The third factor in the system is transportation. In Canada, they are two major railways using for grain transportation. Based on the Canadian Transportation Agency, there is a ‘Maximum Revenue Entitlement’. Each year, the agency establishes the value for CN and CP. If the two companies exceed the number, they will get the penalty. Based on historical data from 2006 to 2016 (Figure 2) (Statistics Canada, 2017), Saskatchewan accounted about 50% of the whole grain delivery, followed by Alberta (32%) and Manitoba (17%). The crop year 2014-2015 (Figure 3), the two companies got the highest ‘maximum revenue entitlement’ above 700 million dollars. I calculated the correlation between real revenue and the MRE, the number is low only 22%, that means there is no significant relationship between real revenue and the MRE. But the amount for delivery and the MRE correlated 97% from 2006 to 2016. I read the formulation for the MRE, but I did not understand it clearly, I need to do more work on this part. And the MRE is set in April, how could the expert to predict this accurate?
Figure 2. Delivery amount of the grain in Alberta, British Columbia, Manitoba and Saskatchewan from 2006 to 2016.
Figure 3. the MRE value for Canadian Pacific and Canadian National from 2000 to 2016.

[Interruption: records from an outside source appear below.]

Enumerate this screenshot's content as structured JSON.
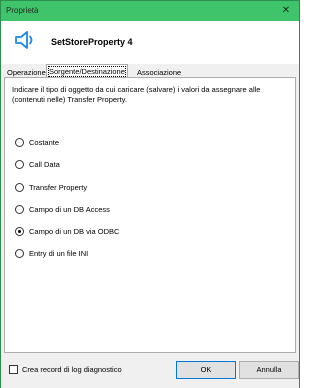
{
  "window": {
    "title": "Proprietà",
    "close_symbol": "✕"
  },
  "header": {
    "icon": "speaker-icon",
    "name": "SetStoreProperty 4"
  },
  "tabs": [
    {
      "label": "Operazione"
    },
    {
      "label": "Sorgente/Destinazione"
    },
    {
      "label": "Associazione"
    }
  ],
  "panel": {
    "description": "Indicare il tipo di oggetto da cui caricare (salvare) i valori da assegnare alle (contenuti nelle) Transfer Property.",
    "options": [
      {
        "label": "Costante",
        "checked": false
      },
      {
        "label": "Call Data",
        "checked": false
      },
      {
        "label": "Transfer Property",
        "checked": false
      },
      {
        "label": "Campo di un DB Access",
        "checked": false
      },
      {
        "label": "Campo di un DB via ODBC",
        "checked": true
      },
      {
        "label": "Entry di un file INI",
        "checked": false
      }
    ]
  },
  "footer": {
    "checkbox_label": "Crea record di log diagnostico",
    "checkbox_checked": false,
    "ok_label": "OK",
    "cancel_label": "Annulla"
  },
  "colors": {
    "titlebar": "#3fc46b",
    "speaker": "#1e88e5"
  }
}
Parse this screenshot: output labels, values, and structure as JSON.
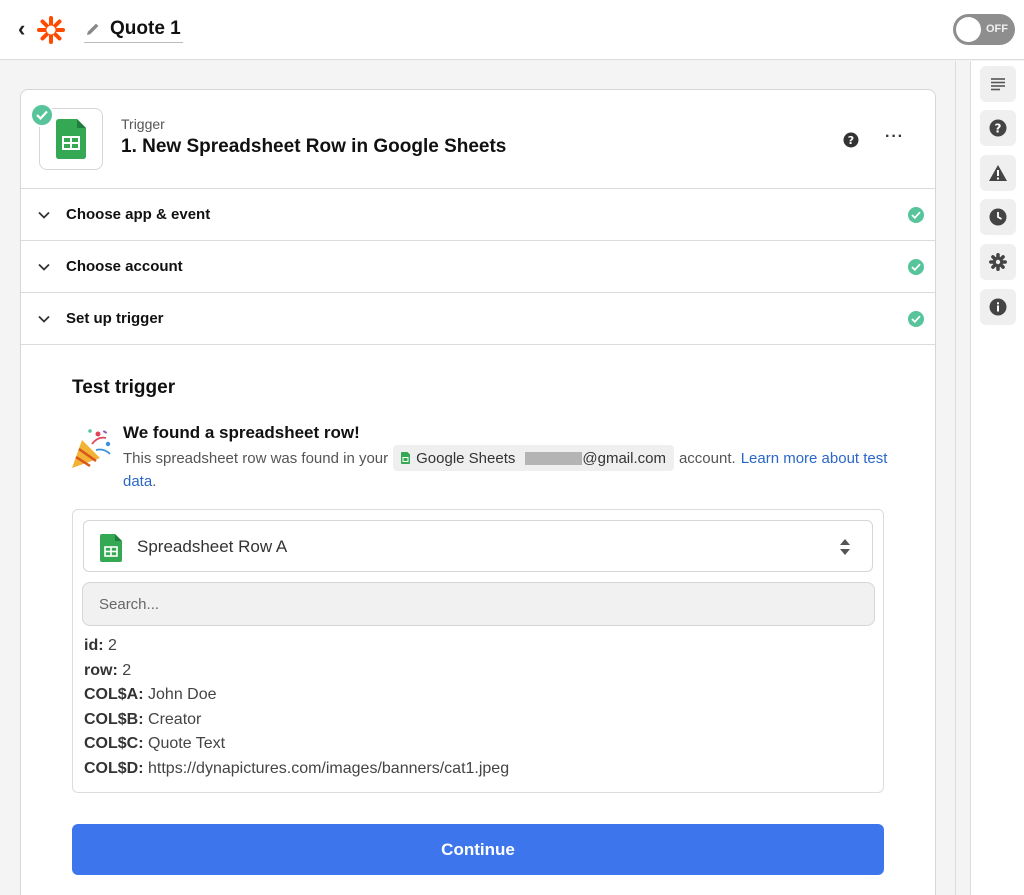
{
  "header": {
    "title": "Quote 1",
    "toggle_label": "OFF"
  },
  "colors": {
    "accent": "#3d76ec",
    "success": "#58c49b",
    "brand": "#ff4a00",
    "sheets_green": "#34a853"
  },
  "rail": {
    "icons": [
      "outline-icon",
      "help-icon",
      "warning-icon",
      "history-icon",
      "settings-icon",
      "info-icon"
    ]
  },
  "step": {
    "kind": "Trigger",
    "title": "1. New Spreadsheet Row in Google Sheets",
    "sections": [
      {
        "label": "Choose app & event"
      },
      {
        "label": "Choose account"
      },
      {
        "label": "Set up trigger"
      }
    ]
  },
  "test": {
    "heading": "Test trigger",
    "found_title": "We found a spreadsheet row!",
    "found_text_before": "This spreadsheet row was found in your",
    "account_app": "Google Sheets",
    "account_email_suffix": "@gmail.com",
    "found_text_after": "account.",
    "learn_more_part1": "Learn more about test",
    "learn_more_part2": "data",
    "period": "."
  },
  "result": {
    "selected_row": "Spreadsheet Row A",
    "search_placeholder": "Search...",
    "fields": [
      {
        "key": "id:",
        "value": "2"
      },
      {
        "key": "row:",
        "value": "2"
      },
      {
        "key": "COL$A:",
        "value": "John Doe"
      },
      {
        "key": "COL$B:",
        "value": "Creator"
      },
      {
        "key": "COL$C:",
        "value": "Quote Text"
      },
      {
        "key": "COL$D:",
        "value": "https://dynapictures.com/images/banners/cat1.jpeg"
      }
    ]
  },
  "continue_label": "Continue"
}
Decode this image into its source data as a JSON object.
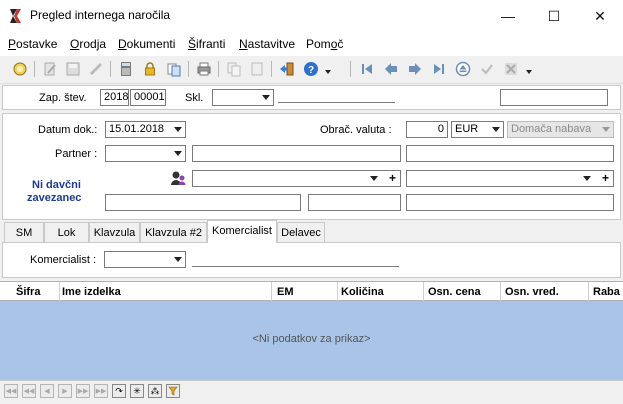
{
  "window": {
    "title": "Pregled internega naročila",
    "controls": {
      "minimize": "—",
      "maximize": "☐",
      "close": "✕"
    }
  },
  "menu": [
    {
      "label": "Postavke"
    },
    {
      "label": "Orodja"
    },
    {
      "label": "Dokumenti"
    },
    {
      "label": "Šifranti"
    },
    {
      "label": "Nastavitve"
    },
    {
      "label": "Pomoč"
    }
  ],
  "header": {
    "zap_label": "Zap. štev.",
    "zap_year": "2018",
    "zap_number": "00001",
    "skl_label": "Skl.",
    "skl_value": "",
    "skl_name": "",
    "right_field": ""
  },
  "doc": {
    "datum_label": "Datum dok.:",
    "datum_value": "15.01.2018",
    "valuta_label": "Obrač. valuta :",
    "valuta_rate": "0",
    "valuta_code": "EUR",
    "nabava_value": "Domača nabava",
    "partner_label": "Partner :",
    "partner_code": "",
    "partner_name": "",
    "partner_extra": "",
    "davcni_line1": "Ni davčni",
    "davcni_line2": "zavezanec",
    "plus_symbol": "+"
  },
  "tabs": [
    {
      "label": "SM"
    },
    {
      "label": "Lok"
    },
    {
      "label": "Klavzula"
    },
    {
      "label": "Klavzula #2"
    },
    {
      "label": "Komercialist",
      "active": true
    },
    {
      "label": "Delavec"
    }
  ],
  "komercialist": {
    "label": "Komercialist :",
    "value": "",
    "name": ""
  },
  "grid": {
    "columns": [
      "Šifra",
      "Ime izdelka",
      "EM",
      "Količina",
      "Osn. cena",
      "Osn. vred.",
      "Raba"
    ],
    "empty_text": "<Ni podatkov za prikaz>"
  },
  "colors": {
    "accent_text": "#1f3a93",
    "grid_empty_bg": "#a9c4e6"
  }
}
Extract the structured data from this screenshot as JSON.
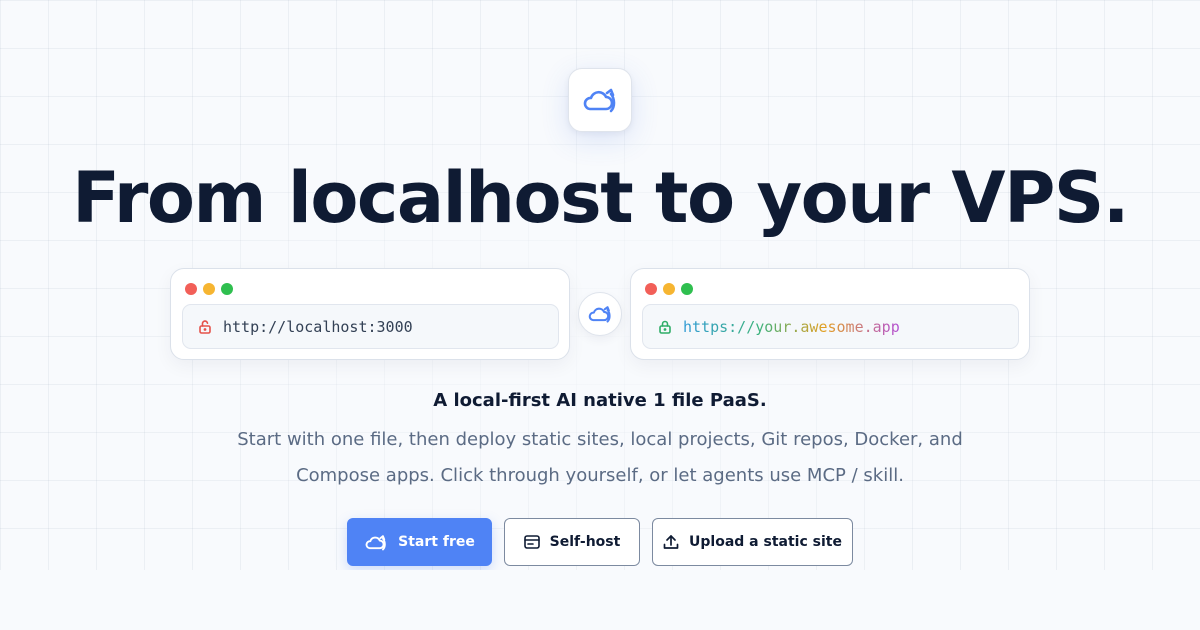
{
  "hero": {
    "headline": "From localhost to your VPS.",
    "tagline": "A local-first AI native 1 file PaaS.",
    "description": "Start with one file, then deploy static sites, local projects, Git repos, Docker, and Compose apps. Click through yourself, or let agents use MCP / skill."
  },
  "logo": {
    "icon": "cloud-upload-icon"
  },
  "source_window": {
    "url": "http://localhost:3000",
    "lock_color": "#e5534b"
  },
  "target_window": {
    "url": "https://your.awesome.app",
    "lock_color": "#2fae68"
  },
  "buttons": {
    "start": {
      "label": "Start free",
      "icon": "cloud-upload-icon"
    },
    "selfhost": {
      "label": "Self-host",
      "icon": "server-icon"
    },
    "upload": {
      "label": "Upload a static site",
      "icon": "upload-icon"
    }
  },
  "colors": {
    "accent": "#4f83f5",
    "heading": "#0f1b33",
    "body_text": "#5b6b84"
  }
}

The other thing I am confused about the trade before 2012 and after 2012, the difference between them is Canadian Wheat Board. Some reports said this is a bad policy, without CWB, the Canadian grain service is getting poor, and the international buyer is not happy about that, Canadian grain producers lose the benefit from the international market. The Canadian producers lost their power on transportation and the price setting. However, some other reports said Canadian producers got more the money from international market because the trading freedom. If I am a grain producer, I prefer the CWB, they are professional on selling, allocating grains, they are experts in the local and international markets. If I am a transporter and buyer, I prefer the trading freedom. It is easier to negotiate the price with farmers one by one. So I wonder if we have any association like CWB established after 2012.